What in the world is UVA and UVB? How do they affect us? And why should I care?
We’re going to break down this confusing topic so you can stay informed and spend your time under the sun with confidence.
Love it or hate it, ultraviolet (UV) rays are part of the light spectrum, and something we have to live with. The UV radiation comes in the form of UVA rays and UVB rays that penetrate the atmosphere and hit the earth. Both UVA and UVB radiation is damaging to the skin, so sun exposure must be intentional and measured. We’ll talk more about the risks, but first it’s important to understand the difference between UVA and UVB.
This type of ultraviolet radiation is by far the most prevalent, accounting for upwards of 95% of the sun’s radiation that reaches the earth. Although there’s more of it, and although it’s proven to penetrate the skin much deeper than UVB (into the subcutaneous layer), it has traditionally been thought of as less harmful than UVB. . . until recently. Researchers have found that UVA rays do in fact damage skin cells of the epidermis, which is the outer-layer of the skin where most skin cancers originate. And those who tan under a bed-of-bulbs can bet on getting a heavy dose of UVA. Over time, they’ll likely experience wrinkling and skin aging, if not worse.
These ultraviolets rarely penetrate deeper than the epidermis. Nevertheless, they pack their own punch by causing sunburn, premature photo-aging, and yes, even skin cancer. Unlike UVA rays, which are present in roughly the same force throughout the day and year, UVB radiation is most extreme during peak hours of the day (10am-4pm), and from spring until fall. Sun-goers should take extra precaution at higher altitudes and while on the ski slopes, as UVB rays are tenacious in reflecting off of snow and ice to penetrate the skin for a second time around.
Both UVA and UVB are potentially deadly forms of radiation. And with skin cancer at an all-time high — with nearly 90,000 cases of melanoma expected to be diagnosed in the U.S. in 2017 alone — be sure to take preventative measures, respect the sun, and be mindful of your exposure to it.

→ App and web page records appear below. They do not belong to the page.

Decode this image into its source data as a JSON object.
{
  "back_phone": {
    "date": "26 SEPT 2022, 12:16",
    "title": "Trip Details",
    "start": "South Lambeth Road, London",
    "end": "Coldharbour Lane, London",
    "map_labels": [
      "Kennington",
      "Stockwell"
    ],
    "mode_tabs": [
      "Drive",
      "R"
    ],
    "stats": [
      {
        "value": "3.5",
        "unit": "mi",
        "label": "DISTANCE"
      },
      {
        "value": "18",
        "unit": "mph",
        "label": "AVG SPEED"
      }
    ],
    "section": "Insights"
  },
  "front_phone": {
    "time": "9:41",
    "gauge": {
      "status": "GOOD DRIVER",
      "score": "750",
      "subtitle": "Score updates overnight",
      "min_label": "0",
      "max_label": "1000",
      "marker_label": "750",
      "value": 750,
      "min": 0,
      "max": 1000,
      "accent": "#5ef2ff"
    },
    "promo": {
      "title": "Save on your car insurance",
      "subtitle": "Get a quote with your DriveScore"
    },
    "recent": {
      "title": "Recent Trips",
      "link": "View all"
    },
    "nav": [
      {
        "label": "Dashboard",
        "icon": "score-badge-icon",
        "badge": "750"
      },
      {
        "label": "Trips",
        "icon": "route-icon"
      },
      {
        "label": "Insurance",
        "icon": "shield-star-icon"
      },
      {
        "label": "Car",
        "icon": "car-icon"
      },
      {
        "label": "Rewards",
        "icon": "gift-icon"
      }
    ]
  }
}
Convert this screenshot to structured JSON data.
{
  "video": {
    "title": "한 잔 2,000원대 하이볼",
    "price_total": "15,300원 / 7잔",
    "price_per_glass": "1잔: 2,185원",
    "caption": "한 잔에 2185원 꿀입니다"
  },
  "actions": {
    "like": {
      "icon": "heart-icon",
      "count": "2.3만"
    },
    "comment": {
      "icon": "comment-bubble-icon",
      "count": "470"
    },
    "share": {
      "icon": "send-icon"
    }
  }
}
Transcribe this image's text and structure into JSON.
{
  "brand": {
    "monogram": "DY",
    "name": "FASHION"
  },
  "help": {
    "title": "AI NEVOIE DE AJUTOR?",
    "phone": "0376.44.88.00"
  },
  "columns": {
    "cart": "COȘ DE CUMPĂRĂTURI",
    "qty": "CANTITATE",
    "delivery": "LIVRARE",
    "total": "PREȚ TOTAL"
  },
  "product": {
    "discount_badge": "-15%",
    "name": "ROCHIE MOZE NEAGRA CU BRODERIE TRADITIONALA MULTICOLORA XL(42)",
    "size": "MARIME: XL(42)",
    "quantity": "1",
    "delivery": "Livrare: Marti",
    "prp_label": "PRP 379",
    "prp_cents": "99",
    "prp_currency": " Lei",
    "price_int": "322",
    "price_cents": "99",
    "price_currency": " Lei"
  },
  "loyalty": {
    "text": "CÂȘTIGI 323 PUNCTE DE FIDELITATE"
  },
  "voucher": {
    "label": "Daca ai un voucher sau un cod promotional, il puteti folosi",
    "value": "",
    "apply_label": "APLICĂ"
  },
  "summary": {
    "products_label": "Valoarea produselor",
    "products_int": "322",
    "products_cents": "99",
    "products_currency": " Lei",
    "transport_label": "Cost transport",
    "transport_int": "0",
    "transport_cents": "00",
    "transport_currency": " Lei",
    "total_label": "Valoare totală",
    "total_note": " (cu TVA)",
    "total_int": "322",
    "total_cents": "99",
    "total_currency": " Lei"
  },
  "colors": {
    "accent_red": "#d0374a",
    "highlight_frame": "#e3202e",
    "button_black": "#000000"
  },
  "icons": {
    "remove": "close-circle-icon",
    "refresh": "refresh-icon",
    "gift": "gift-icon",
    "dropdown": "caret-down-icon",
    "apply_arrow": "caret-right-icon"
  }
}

Keep an eye out for more informative articles as well as tips and tricks to stay safe out there!+